Scan the records below. Copy every line in which the word "Добавить" appears.

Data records
**********
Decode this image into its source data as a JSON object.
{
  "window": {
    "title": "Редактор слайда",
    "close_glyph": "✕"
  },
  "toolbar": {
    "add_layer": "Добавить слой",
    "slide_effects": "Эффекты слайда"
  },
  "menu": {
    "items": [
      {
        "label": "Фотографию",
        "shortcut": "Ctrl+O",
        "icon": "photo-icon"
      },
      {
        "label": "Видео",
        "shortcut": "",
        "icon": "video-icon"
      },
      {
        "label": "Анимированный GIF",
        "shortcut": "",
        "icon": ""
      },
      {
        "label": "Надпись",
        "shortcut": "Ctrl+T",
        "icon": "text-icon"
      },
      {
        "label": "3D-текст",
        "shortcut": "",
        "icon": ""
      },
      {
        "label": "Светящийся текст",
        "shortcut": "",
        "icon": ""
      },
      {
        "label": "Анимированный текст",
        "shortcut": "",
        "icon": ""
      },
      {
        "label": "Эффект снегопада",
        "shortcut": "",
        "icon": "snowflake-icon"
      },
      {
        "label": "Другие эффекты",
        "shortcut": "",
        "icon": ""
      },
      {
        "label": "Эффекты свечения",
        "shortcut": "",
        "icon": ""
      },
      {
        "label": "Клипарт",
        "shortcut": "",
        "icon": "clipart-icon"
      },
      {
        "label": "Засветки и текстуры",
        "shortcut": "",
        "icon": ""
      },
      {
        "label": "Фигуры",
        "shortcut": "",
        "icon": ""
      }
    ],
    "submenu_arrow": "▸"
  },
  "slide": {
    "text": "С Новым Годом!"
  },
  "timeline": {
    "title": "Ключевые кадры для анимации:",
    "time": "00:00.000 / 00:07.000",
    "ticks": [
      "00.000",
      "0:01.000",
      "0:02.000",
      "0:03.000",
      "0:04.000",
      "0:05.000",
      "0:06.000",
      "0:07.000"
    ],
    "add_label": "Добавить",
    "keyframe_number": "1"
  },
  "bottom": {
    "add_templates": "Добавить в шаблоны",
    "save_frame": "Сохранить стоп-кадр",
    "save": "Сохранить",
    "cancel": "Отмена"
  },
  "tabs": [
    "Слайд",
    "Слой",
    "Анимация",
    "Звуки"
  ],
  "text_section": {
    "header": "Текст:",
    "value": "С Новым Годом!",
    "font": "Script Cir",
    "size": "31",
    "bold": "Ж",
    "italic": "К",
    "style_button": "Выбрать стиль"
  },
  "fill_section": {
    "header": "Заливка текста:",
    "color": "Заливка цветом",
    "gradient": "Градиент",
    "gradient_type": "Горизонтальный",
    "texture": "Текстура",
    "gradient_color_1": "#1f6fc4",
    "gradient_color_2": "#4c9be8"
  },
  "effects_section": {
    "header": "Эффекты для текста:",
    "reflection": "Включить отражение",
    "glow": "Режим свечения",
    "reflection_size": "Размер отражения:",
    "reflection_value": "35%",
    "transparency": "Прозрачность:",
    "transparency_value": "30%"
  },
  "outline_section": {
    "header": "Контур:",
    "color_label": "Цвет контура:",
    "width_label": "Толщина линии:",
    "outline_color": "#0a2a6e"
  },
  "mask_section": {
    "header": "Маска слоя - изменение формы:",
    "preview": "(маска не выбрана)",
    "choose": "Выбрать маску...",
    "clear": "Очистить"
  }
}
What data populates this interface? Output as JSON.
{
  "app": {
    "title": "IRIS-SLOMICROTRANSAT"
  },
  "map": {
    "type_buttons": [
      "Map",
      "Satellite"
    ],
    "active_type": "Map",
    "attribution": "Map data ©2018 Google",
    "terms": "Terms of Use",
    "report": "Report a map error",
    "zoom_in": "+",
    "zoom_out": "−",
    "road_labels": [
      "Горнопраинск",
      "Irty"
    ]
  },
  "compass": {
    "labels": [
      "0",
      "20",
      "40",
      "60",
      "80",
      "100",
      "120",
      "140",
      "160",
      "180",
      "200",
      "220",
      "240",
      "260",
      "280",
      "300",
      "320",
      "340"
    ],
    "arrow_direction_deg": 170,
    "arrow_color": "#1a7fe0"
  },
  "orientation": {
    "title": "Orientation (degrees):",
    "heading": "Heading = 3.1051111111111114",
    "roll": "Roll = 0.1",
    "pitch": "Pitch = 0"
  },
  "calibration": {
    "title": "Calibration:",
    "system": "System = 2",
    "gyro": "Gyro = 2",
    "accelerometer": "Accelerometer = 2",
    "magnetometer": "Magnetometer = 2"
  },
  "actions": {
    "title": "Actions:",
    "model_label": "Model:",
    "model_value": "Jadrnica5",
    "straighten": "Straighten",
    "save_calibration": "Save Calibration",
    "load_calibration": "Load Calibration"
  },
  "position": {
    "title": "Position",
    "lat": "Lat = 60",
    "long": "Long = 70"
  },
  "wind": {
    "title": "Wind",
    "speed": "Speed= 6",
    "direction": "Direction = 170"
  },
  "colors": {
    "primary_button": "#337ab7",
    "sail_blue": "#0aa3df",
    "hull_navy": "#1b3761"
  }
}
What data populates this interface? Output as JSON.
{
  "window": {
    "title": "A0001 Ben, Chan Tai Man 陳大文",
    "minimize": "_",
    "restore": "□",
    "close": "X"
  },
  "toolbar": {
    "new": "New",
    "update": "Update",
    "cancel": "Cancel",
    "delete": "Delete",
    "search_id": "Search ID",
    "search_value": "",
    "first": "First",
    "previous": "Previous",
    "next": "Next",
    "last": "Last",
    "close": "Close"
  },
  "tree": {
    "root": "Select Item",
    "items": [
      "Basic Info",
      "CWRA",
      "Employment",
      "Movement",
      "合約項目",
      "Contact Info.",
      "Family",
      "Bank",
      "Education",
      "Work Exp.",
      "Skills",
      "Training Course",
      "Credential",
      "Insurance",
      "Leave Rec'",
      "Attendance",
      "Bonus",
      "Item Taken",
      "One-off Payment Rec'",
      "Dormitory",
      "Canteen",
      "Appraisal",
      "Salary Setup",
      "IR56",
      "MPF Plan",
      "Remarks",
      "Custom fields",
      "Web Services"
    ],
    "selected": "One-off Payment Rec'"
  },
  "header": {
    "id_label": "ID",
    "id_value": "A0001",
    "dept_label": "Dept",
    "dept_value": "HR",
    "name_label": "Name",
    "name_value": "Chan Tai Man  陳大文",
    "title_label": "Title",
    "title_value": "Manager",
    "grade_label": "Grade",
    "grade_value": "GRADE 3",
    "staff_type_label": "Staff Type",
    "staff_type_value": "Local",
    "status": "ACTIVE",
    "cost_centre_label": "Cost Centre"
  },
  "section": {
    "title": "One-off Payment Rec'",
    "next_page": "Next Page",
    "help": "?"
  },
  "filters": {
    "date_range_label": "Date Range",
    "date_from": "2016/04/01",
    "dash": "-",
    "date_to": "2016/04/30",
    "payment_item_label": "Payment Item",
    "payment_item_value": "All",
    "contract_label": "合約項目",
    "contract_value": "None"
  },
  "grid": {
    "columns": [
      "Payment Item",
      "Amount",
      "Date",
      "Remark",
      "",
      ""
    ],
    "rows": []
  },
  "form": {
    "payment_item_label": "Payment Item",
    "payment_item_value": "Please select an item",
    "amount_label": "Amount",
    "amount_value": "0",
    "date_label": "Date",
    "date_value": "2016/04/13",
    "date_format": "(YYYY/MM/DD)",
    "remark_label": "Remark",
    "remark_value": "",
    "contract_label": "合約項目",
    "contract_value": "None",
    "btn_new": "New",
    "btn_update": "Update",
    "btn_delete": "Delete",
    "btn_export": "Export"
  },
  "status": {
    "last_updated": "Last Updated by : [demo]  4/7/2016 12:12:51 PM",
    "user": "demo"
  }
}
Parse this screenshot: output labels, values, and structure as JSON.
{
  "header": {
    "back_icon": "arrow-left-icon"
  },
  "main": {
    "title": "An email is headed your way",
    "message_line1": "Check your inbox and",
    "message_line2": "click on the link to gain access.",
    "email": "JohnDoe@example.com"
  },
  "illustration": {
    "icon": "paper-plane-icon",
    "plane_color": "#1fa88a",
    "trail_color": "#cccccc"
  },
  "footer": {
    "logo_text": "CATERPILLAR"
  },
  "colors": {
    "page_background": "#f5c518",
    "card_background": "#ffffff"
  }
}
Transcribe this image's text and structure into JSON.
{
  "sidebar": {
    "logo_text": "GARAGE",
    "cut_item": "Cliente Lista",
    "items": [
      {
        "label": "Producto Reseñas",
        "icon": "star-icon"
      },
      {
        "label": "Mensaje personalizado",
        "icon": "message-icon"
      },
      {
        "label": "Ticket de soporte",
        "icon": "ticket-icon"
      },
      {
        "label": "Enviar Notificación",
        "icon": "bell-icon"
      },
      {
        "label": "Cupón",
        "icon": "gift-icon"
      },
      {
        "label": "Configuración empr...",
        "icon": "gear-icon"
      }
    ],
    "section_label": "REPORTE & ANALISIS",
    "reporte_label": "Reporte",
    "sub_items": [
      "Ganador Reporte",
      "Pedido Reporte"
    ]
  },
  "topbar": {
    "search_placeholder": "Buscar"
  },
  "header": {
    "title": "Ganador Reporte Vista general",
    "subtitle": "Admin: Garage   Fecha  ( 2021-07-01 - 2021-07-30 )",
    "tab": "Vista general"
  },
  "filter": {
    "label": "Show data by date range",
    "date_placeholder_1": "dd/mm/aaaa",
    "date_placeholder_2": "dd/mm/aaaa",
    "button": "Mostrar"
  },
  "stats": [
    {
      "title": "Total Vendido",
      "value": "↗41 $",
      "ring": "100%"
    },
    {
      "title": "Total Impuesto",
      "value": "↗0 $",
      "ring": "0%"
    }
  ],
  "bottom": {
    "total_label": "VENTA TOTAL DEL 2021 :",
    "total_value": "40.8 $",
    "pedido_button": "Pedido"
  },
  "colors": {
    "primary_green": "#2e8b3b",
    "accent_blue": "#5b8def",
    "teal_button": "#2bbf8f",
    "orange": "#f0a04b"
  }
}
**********
▶ [Result of the exercise]:
    "add_layer": "Добавить слой",
    "add_label": "Добавить",
    "add_templates": "Добавить в шаблоны",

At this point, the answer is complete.